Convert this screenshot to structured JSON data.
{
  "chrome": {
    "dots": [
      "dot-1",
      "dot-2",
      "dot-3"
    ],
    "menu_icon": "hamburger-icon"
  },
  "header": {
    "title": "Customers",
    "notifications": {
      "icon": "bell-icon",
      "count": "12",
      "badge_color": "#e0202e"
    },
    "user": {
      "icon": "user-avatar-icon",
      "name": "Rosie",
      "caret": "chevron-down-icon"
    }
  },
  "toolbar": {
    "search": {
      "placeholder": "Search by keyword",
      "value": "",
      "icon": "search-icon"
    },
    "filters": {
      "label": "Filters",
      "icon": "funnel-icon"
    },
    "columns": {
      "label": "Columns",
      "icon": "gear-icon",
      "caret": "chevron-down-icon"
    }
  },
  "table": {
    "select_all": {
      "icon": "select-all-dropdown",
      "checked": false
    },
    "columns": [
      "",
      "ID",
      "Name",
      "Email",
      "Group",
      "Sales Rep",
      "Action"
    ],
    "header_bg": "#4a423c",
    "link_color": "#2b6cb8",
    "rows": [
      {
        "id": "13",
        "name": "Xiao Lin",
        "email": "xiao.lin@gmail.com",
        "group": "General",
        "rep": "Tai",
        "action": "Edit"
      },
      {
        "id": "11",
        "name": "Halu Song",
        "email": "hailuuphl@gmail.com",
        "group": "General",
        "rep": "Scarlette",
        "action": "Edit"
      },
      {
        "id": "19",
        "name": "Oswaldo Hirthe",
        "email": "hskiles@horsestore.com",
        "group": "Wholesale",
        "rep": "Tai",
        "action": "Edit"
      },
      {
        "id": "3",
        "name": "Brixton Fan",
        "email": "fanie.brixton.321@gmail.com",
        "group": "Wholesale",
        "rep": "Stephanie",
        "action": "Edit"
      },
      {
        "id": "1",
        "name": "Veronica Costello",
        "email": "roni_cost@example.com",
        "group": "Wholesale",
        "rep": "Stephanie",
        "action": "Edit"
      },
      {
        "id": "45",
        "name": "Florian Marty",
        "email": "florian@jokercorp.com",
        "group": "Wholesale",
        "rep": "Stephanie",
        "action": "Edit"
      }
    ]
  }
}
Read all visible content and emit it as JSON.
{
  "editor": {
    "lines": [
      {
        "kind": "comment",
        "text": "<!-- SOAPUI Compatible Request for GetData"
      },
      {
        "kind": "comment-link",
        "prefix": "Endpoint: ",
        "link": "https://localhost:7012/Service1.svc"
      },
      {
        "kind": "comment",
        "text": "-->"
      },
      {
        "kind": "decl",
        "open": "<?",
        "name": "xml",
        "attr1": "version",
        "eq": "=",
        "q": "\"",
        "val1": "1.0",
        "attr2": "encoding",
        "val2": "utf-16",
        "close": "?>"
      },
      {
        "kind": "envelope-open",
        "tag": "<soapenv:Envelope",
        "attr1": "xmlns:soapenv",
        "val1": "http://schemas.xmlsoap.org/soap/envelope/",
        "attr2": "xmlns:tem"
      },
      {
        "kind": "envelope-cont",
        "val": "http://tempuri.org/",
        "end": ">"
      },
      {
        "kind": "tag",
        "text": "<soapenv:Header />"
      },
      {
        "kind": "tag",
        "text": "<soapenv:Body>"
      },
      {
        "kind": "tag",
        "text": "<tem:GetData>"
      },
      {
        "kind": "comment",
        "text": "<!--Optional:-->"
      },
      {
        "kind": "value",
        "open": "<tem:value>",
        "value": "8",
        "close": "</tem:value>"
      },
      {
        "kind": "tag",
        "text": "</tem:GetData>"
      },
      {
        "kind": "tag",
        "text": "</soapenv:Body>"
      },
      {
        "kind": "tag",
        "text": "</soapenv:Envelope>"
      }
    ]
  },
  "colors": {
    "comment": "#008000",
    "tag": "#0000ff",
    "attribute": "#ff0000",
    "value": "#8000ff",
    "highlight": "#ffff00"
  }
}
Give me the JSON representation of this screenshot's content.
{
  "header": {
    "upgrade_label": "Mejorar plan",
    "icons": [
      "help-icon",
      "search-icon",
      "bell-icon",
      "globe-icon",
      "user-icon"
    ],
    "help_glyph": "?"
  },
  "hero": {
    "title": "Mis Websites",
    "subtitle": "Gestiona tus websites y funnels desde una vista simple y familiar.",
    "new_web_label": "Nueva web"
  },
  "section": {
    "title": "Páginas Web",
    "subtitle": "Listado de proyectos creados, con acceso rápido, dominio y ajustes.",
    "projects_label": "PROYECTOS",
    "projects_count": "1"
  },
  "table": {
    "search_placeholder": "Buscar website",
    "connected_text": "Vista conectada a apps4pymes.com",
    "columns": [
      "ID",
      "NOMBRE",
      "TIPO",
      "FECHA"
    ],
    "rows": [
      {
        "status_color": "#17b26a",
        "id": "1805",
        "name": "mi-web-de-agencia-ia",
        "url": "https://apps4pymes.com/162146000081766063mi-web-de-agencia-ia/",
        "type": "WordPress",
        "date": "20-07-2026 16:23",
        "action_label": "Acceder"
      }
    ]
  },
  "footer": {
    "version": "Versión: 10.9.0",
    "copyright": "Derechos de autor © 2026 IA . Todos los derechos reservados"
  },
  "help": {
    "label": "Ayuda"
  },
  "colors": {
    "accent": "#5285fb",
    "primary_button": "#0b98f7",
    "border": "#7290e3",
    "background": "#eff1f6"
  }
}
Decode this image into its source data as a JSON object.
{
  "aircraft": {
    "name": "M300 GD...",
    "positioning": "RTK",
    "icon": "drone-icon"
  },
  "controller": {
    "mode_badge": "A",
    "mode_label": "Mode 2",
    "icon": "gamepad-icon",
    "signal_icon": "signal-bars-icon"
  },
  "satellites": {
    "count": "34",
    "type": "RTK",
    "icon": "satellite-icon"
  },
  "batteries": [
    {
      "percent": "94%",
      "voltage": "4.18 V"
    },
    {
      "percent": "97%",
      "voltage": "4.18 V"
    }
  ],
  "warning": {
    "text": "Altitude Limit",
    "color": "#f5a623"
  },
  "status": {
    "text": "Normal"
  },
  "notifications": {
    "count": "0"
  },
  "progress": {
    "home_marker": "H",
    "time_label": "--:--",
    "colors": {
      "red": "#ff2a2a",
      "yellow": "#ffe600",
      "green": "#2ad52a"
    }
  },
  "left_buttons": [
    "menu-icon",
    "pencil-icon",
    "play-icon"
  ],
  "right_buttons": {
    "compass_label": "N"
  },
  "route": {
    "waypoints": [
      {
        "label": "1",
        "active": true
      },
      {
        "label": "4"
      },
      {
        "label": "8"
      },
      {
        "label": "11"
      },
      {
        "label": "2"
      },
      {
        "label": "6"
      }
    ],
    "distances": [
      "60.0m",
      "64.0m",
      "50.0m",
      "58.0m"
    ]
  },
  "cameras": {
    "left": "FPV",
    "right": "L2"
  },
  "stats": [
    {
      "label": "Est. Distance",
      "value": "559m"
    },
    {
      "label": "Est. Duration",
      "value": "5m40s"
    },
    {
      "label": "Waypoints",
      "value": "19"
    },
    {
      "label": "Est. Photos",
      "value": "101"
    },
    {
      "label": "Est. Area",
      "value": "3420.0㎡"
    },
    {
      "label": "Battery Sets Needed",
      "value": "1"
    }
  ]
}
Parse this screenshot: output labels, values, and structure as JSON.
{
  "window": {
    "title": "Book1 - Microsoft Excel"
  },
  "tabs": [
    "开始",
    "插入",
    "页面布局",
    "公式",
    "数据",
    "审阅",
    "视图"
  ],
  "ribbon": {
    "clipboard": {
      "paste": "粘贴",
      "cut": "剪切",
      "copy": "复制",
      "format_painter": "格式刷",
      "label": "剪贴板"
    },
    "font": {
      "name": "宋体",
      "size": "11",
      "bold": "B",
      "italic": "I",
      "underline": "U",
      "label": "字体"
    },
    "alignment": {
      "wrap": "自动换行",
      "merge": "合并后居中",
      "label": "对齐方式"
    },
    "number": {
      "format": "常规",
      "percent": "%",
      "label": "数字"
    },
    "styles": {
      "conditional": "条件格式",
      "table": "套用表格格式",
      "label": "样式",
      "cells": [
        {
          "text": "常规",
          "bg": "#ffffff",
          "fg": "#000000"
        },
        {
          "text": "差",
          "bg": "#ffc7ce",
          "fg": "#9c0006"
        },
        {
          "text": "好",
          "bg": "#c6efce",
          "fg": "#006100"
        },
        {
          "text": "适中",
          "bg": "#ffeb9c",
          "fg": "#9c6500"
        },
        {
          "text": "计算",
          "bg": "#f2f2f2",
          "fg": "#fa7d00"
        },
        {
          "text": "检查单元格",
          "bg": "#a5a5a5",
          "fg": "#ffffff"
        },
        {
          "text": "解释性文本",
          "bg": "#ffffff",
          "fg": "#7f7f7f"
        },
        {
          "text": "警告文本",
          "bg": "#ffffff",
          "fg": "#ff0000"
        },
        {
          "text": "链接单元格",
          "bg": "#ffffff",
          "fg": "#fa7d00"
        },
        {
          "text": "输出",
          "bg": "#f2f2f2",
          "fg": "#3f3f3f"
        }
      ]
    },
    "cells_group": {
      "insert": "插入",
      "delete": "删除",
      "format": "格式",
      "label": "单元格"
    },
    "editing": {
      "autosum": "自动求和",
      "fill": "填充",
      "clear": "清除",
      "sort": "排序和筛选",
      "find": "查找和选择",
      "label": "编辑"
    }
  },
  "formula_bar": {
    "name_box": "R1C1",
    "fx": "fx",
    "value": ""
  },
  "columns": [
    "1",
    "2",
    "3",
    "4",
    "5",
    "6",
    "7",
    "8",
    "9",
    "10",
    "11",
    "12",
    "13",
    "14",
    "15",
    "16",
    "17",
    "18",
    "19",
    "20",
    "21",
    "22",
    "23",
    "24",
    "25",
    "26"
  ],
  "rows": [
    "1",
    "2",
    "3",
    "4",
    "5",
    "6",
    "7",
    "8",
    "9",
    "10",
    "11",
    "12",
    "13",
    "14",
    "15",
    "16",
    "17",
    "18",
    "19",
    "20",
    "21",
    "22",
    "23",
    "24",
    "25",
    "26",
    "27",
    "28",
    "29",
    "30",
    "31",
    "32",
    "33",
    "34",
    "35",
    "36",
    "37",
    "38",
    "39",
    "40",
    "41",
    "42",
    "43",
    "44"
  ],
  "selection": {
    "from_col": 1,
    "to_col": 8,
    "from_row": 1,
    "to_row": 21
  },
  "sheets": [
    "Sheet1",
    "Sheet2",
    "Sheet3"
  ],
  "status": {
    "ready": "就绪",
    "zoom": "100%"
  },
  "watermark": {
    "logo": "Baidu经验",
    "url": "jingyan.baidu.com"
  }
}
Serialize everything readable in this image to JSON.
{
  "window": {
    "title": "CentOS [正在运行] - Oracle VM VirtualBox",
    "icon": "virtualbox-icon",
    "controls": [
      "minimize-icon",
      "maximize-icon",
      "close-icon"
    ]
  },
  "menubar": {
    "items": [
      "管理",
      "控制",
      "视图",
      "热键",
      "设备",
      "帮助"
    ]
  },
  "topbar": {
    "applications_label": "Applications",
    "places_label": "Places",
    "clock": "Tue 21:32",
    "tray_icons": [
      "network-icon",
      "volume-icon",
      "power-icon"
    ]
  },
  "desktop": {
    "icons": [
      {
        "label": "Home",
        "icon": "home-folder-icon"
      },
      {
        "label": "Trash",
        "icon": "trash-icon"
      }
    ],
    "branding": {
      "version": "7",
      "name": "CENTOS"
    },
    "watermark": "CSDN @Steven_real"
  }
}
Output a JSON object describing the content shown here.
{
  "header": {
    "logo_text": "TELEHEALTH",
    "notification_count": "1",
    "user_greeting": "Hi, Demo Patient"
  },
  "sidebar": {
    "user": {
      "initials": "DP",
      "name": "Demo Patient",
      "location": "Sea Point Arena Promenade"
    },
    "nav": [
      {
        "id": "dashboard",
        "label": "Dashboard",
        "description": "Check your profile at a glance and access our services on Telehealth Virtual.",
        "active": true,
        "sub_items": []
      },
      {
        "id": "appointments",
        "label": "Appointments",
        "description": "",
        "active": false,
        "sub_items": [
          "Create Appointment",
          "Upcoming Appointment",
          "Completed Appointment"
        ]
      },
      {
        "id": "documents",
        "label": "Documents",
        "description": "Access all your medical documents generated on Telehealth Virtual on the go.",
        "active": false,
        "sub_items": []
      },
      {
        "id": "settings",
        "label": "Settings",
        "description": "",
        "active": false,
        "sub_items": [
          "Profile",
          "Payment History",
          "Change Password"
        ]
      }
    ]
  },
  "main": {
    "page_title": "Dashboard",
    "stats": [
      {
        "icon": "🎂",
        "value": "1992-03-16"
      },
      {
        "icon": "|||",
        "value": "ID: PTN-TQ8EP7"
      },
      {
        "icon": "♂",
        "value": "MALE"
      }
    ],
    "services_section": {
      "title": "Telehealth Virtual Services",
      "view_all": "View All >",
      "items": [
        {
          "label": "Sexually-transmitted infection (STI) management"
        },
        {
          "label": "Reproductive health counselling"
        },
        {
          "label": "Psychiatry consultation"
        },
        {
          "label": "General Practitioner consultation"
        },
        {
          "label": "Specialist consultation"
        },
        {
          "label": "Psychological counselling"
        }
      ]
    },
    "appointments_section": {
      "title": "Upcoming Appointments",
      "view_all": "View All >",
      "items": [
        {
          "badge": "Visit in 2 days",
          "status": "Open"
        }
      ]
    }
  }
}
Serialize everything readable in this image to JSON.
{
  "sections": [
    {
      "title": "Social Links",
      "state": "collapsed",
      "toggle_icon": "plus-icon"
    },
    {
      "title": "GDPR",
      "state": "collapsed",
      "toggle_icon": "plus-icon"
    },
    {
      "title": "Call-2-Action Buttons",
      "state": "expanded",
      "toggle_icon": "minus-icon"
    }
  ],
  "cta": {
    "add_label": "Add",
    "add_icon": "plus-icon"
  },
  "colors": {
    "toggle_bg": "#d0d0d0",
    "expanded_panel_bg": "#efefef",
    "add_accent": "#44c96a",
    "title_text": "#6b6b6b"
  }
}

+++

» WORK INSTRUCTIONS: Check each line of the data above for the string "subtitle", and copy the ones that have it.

» RESULT OF THIS TASK:
    "subtitle": "Gestiona tus websites y funnels desde una vista simple y familiar.",
    "subtitle": "Listado de proyectos creados, con acceso rápido, dominio y ajustes.",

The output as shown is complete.